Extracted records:
>>

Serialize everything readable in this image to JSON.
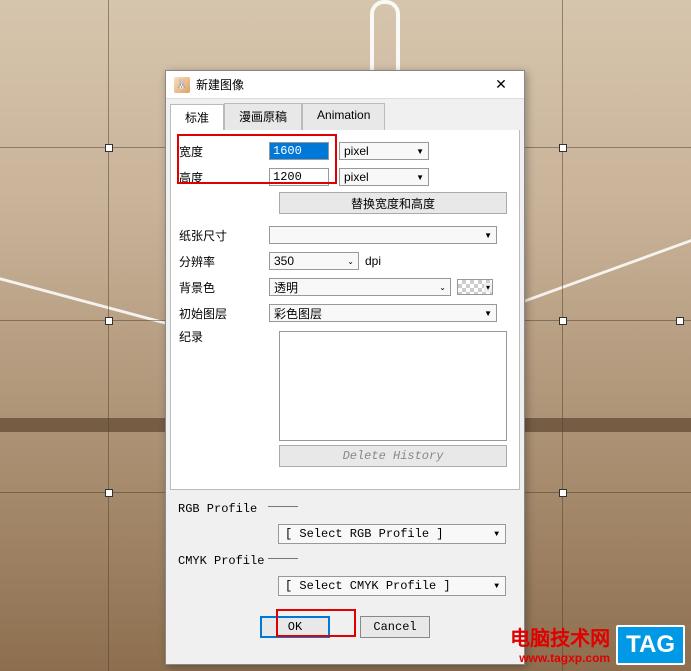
{
  "dialog": {
    "title": "新建图像",
    "tabs": [
      "标准",
      "漫画原稿",
      "Animation"
    ],
    "active_tab": 0,
    "width": {
      "label": "宽度",
      "value": "1600",
      "unit": "pixel"
    },
    "height": {
      "label": "高度",
      "value": "1200",
      "unit": "pixel"
    },
    "swap_btn": "替换宽度和高度",
    "paper_size": {
      "label": "纸张尺寸",
      "value": ""
    },
    "dpi": {
      "label": "分辨率",
      "value": "350",
      "unit": "dpi"
    },
    "bg_color": {
      "label": "背景色",
      "value": "透明"
    },
    "init_layer": {
      "label": "初始图层",
      "value": "彩色图层"
    },
    "history_label": "纪录",
    "delete_history": "Delete History",
    "rgb_profile": {
      "label": "RGB Profile",
      "value": "[ Select RGB Profile ]"
    },
    "cmyk_profile": {
      "label": "CMYK Profile",
      "value": "[ Select CMYK Profile ]"
    },
    "ok": "OK",
    "cancel": "Cancel"
  },
  "watermark": {
    "line1": "电脑技术网",
    "line2": "www.tagxp.com",
    "tag": "TAG"
  }
}
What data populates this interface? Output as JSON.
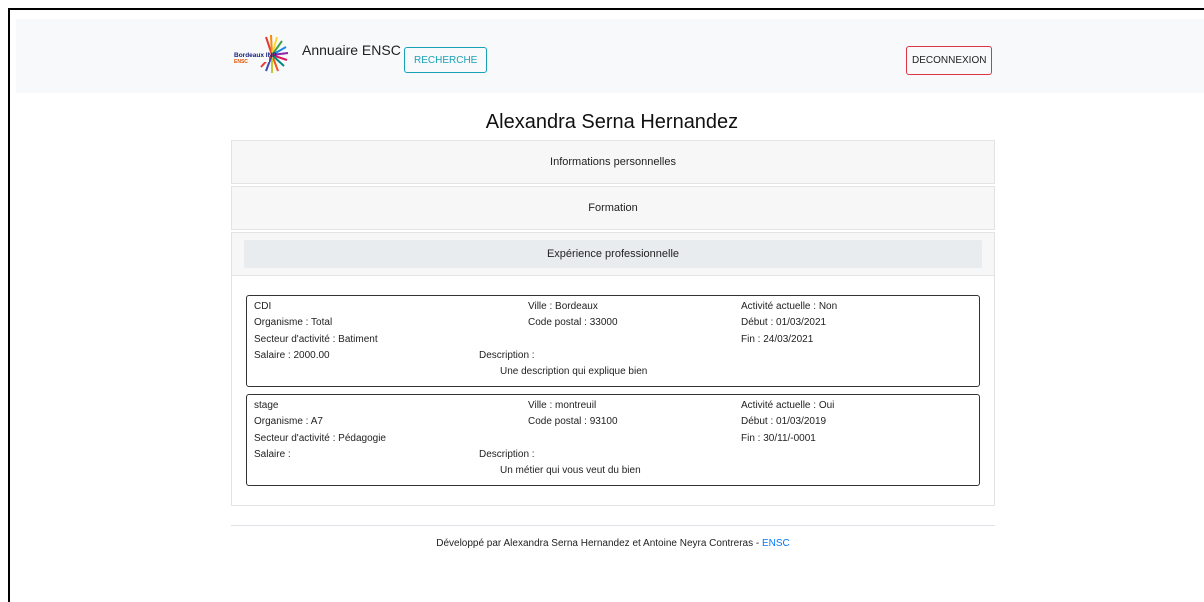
{
  "header": {
    "logo_text": "Bordeaux INP ENSC",
    "brand": "Annuaire ENSC",
    "search_button": "RECHERCHE",
    "logout_button": "DECONNEXION"
  },
  "page": {
    "title": "Alexandra Serna Hernandez"
  },
  "sections": {
    "personal": "Informations personnelles",
    "formation": "Formation",
    "experience": "Expérience professionnelle"
  },
  "experiences": [
    {
      "type": "CDI",
      "organisme": "Organisme : Total",
      "secteur": "Secteur d'activité : Batiment",
      "salaire": "Salaire : 2000.00",
      "ville": "Ville : Bordeaux",
      "code_postal": "Code postal : 33000",
      "activite": "Activité actuelle : Non",
      "debut": "Début : 01/03/2021",
      "fin": "Fin : 24/03/2021",
      "description_label": "Description :",
      "description": "Une description qui explique bien"
    },
    {
      "type": "stage",
      "organisme": "Organisme : A7",
      "secteur": "Secteur d'activité : Pédagogie",
      "salaire": "Salaire :",
      "ville": "Ville : montreuil",
      "code_postal": "Code postal : 93100",
      "activite": "Activité actuelle : Oui",
      "debut": "Début : 01/03/2019",
      "fin": "Fin : 30/11/-0001",
      "description_label": "Description :",
      "description": "Un métier qui vous veut du bien"
    }
  ],
  "footer": {
    "text": "Développé par Alexandra Serna Hernandez et Antoine Neyra Contreras - ",
    "link": "ENSC"
  },
  "colors": {
    "search_border": "#17a2b8",
    "logout_border": "#dc3545",
    "link": "#007bff"
  }
}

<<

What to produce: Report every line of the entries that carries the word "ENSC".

Written response:
    "logo_text": "Bordeaux INP ENSC",
    "brand": "Annuaire ENSC",
    "link": "ENSC"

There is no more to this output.